> [Task objective]:
Without the pictures, give every record again exactly.

> [Information provided]:
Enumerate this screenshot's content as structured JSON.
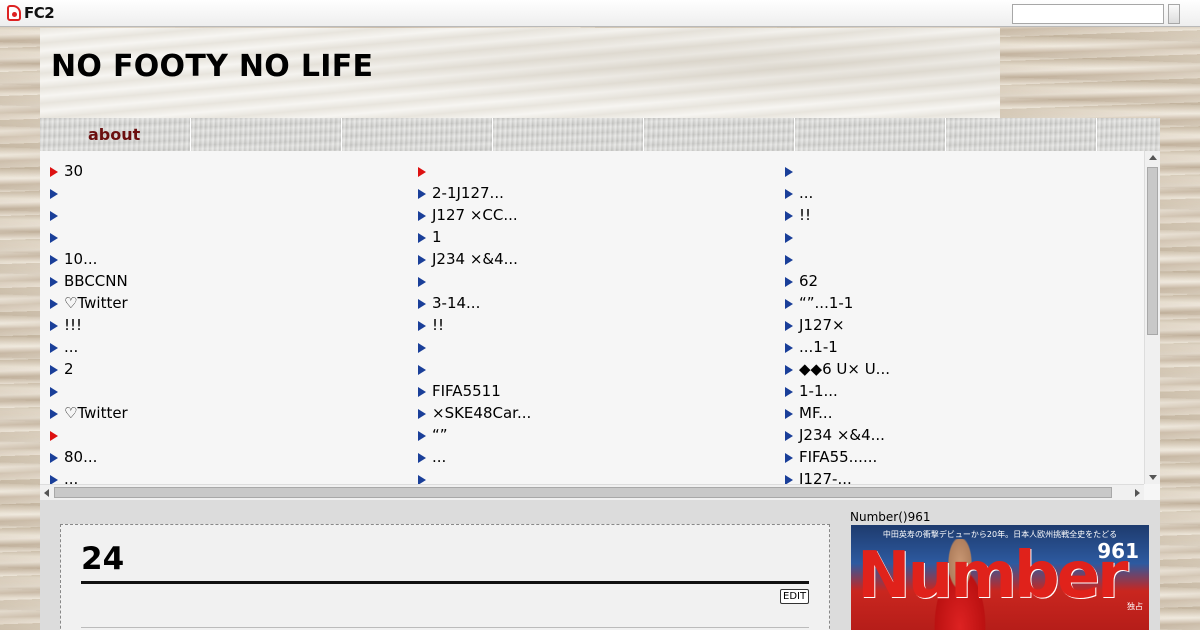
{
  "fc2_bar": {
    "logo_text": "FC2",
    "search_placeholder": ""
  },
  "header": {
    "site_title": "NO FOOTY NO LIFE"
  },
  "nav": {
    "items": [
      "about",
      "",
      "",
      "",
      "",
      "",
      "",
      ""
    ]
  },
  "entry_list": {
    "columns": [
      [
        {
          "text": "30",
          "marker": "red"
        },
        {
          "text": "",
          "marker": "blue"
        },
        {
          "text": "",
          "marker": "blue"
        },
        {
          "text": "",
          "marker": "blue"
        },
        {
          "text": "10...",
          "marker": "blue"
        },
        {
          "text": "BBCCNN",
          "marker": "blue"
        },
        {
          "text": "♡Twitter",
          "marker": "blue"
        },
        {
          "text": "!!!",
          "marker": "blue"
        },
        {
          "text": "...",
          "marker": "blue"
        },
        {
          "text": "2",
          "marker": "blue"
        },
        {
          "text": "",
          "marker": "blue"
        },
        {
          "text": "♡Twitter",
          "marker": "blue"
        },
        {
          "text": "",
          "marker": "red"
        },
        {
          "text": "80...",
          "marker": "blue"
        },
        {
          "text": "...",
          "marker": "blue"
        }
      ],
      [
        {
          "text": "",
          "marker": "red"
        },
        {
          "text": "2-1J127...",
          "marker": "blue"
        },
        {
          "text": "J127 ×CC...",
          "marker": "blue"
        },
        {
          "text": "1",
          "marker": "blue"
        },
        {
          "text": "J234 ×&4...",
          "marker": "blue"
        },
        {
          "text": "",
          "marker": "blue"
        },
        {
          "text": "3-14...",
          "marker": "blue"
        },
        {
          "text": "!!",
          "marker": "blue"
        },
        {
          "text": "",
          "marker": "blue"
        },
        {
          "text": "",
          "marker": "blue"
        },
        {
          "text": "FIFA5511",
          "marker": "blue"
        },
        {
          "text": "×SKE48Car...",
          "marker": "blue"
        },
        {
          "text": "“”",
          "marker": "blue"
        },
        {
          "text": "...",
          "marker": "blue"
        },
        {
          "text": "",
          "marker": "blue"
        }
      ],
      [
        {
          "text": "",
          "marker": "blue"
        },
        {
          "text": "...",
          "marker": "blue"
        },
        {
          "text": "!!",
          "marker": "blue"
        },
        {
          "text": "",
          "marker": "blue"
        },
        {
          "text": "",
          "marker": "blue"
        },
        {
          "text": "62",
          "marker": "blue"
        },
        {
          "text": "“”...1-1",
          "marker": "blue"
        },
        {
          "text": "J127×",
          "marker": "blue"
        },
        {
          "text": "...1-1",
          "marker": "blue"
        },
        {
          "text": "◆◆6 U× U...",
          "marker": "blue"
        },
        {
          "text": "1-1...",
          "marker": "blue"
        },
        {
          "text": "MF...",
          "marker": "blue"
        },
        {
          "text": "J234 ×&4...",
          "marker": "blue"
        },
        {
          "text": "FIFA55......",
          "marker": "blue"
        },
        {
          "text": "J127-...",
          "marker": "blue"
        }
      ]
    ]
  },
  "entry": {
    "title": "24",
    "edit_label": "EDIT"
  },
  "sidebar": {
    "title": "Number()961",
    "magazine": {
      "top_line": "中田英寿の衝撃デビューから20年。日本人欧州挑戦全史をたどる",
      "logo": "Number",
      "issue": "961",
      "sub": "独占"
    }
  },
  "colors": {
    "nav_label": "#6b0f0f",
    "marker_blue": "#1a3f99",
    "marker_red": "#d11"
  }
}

> [Response to the exercise]:
Enumerate this screenshot's content as structured JSON.
{
  "fc2_bar": {
    "logo_text": "FC2",
    "search_placeholder": ""
  },
  "header": {
    "site_title": "NO FOOTY NO LIFE"
  },
  "nav": {
    "items": [
      "about",
      "",
      "",
      "",
      "",
      "",
      "",
      ""
    ]
  },
  "entry_list": {
    "columns": [
      [
        {
          "text": "30",
          "marker": "red"
        },
        {
          "text": "",
          "marker": "blue"
        },
        {
          "text": "",
          "marker": "blue"
        },
        {
          "text": "",
          "marker": "blue"
        },
        {
          "text": "10...",
          "marker": "blue"
        },
        {
          "text": "BBCCNN",
          "marker": "blue"
        },
        {
          "text": "♡Twitter",
          "marker": "blue"
        },
        {
          "text": "!!!",
          "marker": "blue"
        },
        {
          "text": "...",
          "marker": "blue"
        },
        {
          "text": "2",
          "marker": "blue"
        },
        {
          "text": "",
          "marker": "blue"
        },
        {
          "text": "♡Twitter",
          "marker": "blue"
        },
        {
          "text": "",
          "marker": "red"
        },
        {
          "text": "80...",
          "marker": "blue"
        },
        {
          "text": "...",
          "marker": "blue"
        }
      ],
      [
        {
          "text": "",
          "marker": "red"
        },
        {
          "text": "2-1J127...",
          "marker": "blue"
        },
        {
          "text": "J127 ×CC...",
          "marker": "blue"
        },
        {
          "text": "1",
          "marker": "blue"
        },
        {
          "text": "J234 ×&4...",
          "marker": "blue"
        },
        {
          "text": "",
          "marker": "blue"
        },
        {
          "text": "3-14...",
          "marker": "blue"
        },
        {
          "text": "!!",
          "marker": "blue"
        },
        {
          "text": "",
          "marker": "blue"
        },
        {
          "text": "",
          "marker": "blue"
        },
        {
          "text": "FIFA5511",
          "marker": "blue"
        },
        {
          "text": "×SKE48Car...",
          "marker": "blue"
        },
        {
          "text": "“”",
          "marker": "blue"
        },
        {
          "text": "...",
          "marker": "blue"
        },
        {
          "text": "",
          "marker": "blue"
        }
      ],
      [
        {
          "text": "",
          "marker": "blue"
        },
        {
          "text": "...",
          "marker": "blue"
        },
        {
          "text": "!!",
          "marker": "blue"
        },
        {
          "text": "",
          "marker": "blue"
        },
        {
          "text": "",
          "marker": "blue"
        },
        {
          "text": "62",
          "marker": "blue"
        },
        {
          "text": "“”...1-1",
          "marker": "blue"
        },
        {
          "text": "J127×",
          "marker": "blue"
        },
        {
          "text": "...1-1",
          "marker": "blue"
        },
        {
          "text": "◆◆6 U× U...",
          "marker": "blue"
        },
        {
          "text": "1-1...",
          "marker": "blue"
        },
        {
          "text": "MF...",
          "marker": "blue"
        },
        {
          "text": "J234 ×&4...",
          "marker": "blue"
        },
        {
          "text": "FIFA55......",
          "marker": "blue"
        },
        {
          "text": "J127-...",
          "marker": "blue"
        }
      ]
    ]
  },
  "entry": {
    "title": "24",
    "edit_label": "EDIT"
  },
  "sidebar": {
    "title": "Number()961",
    "magazine": {
      "top_line": "中田英寿の衝撃デビューから20年。日本人欧州挑戦全史をたどる",
      "logo": "Number",
      "issue": "961",
      "sub": "独占"
    }
  },
  "colors": {
    "nav_label": "#6b0f0f",
    "marker_blue": "#1a3f99",
    "marker_red": "#d11"
  }
}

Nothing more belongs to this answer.